Social media campaigning is very popular with unions at the moment. A number of high profile, successful campaigns (both union and other civil society organisations) are driving this rise. On the whole, these campaigns are well-run, innovative, focused and (more or less) planned.
Unfortunately, I’m also seeing some social media campaigns that are making some mistakes, and they’re generally the same mistakes over and over. Here’s a list of six common mistakes and some notes on how to address them.
1. The Wrong Metrics
The most common mistake is measuring the wrong things or measuring inconsequential things. This is a symptom of a broader problem: seeing social media as just a tool to push out messages, like one-way mass media advertising. In this conception of social media, it’s easy to be preoccupied with vanity metrics, like number of likes or followers, which ultimately tell you nothing real.
Social media is useful to unions as a gateway to identify, encourage, and engage supporters to become active with your union and its campaigns. If you can’t directly link the number of likes or the “reach” of a Facebook post to this, then you’re measuring the wrong metrics.
More important are engagement and action-based metrics — the number of people taking action. Ideally, your social media accounts are directing your social media supporters to your union’s website, where you can capture their contact information or ask them to take action that starts them on the online-offline journey.
2. No Focus
It is better to do fewer things well than lots of things half-arsed. It’s also important to do the most impactful things, rather than just the easy things.
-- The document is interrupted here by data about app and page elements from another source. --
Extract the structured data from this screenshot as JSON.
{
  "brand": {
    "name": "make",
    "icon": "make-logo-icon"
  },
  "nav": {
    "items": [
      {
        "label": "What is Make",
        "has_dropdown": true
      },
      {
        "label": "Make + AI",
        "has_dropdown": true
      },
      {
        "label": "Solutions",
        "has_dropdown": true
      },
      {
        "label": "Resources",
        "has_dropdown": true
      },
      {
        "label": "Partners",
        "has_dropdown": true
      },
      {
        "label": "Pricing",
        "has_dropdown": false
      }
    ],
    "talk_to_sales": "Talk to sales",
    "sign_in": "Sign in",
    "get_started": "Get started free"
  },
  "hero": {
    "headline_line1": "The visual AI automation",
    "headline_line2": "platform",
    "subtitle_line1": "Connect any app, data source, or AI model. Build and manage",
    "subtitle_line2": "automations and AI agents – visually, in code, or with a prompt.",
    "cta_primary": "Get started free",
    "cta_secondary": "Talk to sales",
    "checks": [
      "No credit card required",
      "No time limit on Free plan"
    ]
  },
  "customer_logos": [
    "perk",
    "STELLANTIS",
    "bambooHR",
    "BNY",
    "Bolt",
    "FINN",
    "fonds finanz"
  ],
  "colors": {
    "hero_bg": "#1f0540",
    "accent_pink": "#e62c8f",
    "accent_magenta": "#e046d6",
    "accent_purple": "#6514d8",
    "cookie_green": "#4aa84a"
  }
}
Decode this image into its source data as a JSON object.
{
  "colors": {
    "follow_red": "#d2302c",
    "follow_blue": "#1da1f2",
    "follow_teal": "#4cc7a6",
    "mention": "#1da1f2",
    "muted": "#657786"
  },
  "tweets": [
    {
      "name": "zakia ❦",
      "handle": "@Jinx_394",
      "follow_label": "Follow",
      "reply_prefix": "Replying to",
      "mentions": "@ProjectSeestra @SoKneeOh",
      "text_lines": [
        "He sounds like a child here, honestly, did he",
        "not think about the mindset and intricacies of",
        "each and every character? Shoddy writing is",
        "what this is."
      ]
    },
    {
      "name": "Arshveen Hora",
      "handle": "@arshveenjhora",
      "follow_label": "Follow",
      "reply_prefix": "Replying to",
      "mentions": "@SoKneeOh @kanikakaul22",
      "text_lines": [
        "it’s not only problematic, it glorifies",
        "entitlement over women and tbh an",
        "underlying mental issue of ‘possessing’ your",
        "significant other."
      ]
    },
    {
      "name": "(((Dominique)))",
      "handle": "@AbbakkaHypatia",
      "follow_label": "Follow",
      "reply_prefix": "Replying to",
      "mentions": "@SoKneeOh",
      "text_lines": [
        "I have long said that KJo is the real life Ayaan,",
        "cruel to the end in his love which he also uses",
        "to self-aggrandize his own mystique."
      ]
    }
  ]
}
Setting up a Facebook page is easy, but not necessarily impactful, if you want to grow your union or raise awareness about an issue.
In terms of social media focus, this means choosing the most effective social network. In Australia, this almost always means Facebook and Twitter, but if your membership or potential membership includes a lot of non-English speakers or people from Asian or South American backgrounds, there may be better social networks, such as Weibo or Orkut.
The other element of social media focus is that it is OK to have more than one Facebook page or Twitter account, so long as each focuses on something specific. For example, a union that covers very disparate sectors or geographies would be well advised to consider separate accounts for each sector.
3. Treating Social Media Like an Online Brochure
Social media is fundamentally an interactive medium. Unfortunately many unions see it as an online brochure where all they do is talk about themselves — basically another broadcast tool. This is a mistake. It is the social equivalent of going up to someone you barely know at a restaurant when they’re having dinner with friends and interrupting them to talk about your latest petition. You’re unlikely to get a lot of sympathy.
Unions that take social media seriously invest in it, both through specific staff to monitor and manage it, and also training organisers, industrial officers and delegates. At a basic level, it means responding to comments, initiating and participating in conversations, and asking questions of your members and supporters.
4. Social Media Silos
The biggest challenge, not just for social media but digital campaigning, is integrating digital and social across the union’s activities. This is from the member rights call centre, to organising and campaigns, and industrial. Your dedicated social media officer should be involved in a wide range of planning and discussion meetings, so that social elements can be interwoven throughout the union’s activities, including organising, media and communications, advertising (if your campaign has the budget for print or TV ads), web and online, and member servicing.
It’s heartening to see that more and more unions are investing in social, and dedicating staff to it. But these digital or social media staff shouldn’t be separated from the core organising and industrial activities of the union; they should be in the thick of it.
5. No Plan
If you don’t know where you’re going, any road will take you there. Most unions have adopted social media elements without a clear road map of what their social campaigning vision is. What role does social media play in helping you achieve your union’s objectives?
You should only invest in social media with a plan that links online action to real world action. A clear blue print should be determined before you invest in social, or really, before you even set up your Facebook page or Twitter account. Before you get started, think about things such as how you will deal with member complaints on Facebook or in the comments, what your social media content calendar looks like, how issues get escalated through the union and so on.
6. Not Mobile
According to an Adobe survey, around 71% of mobile phone users access social media. Yet most social media management is done on desktop computers, probably using an app like Hootsuite or Tweetdeck. This means that images and content is being produced that may not be accessible for an increasing number of your union’s social media audience.
Mobile use has been growing massively, in Australia, the USA, Canada, the UK and elsewhere. Soon, the number of mobile users accessing the internet will outnumber the number of people using desktops or laptops. When you’re looking at your social media and digital plans, don’t forget that mobile is a fast growing.
Social media can reach people that ordinary organising or communications activities cannot. It can also significantly amplify your traditional activities. Encourage your organisers, industrial officers and delegates to engage on social media (of course, making them aware and training them in the legal consequences first).
In terms of campaigning and communications, ensure your traditional plans always incorporate your social media platforms and social media message. Measure the right things, have a plan, and integrate it throughout your union.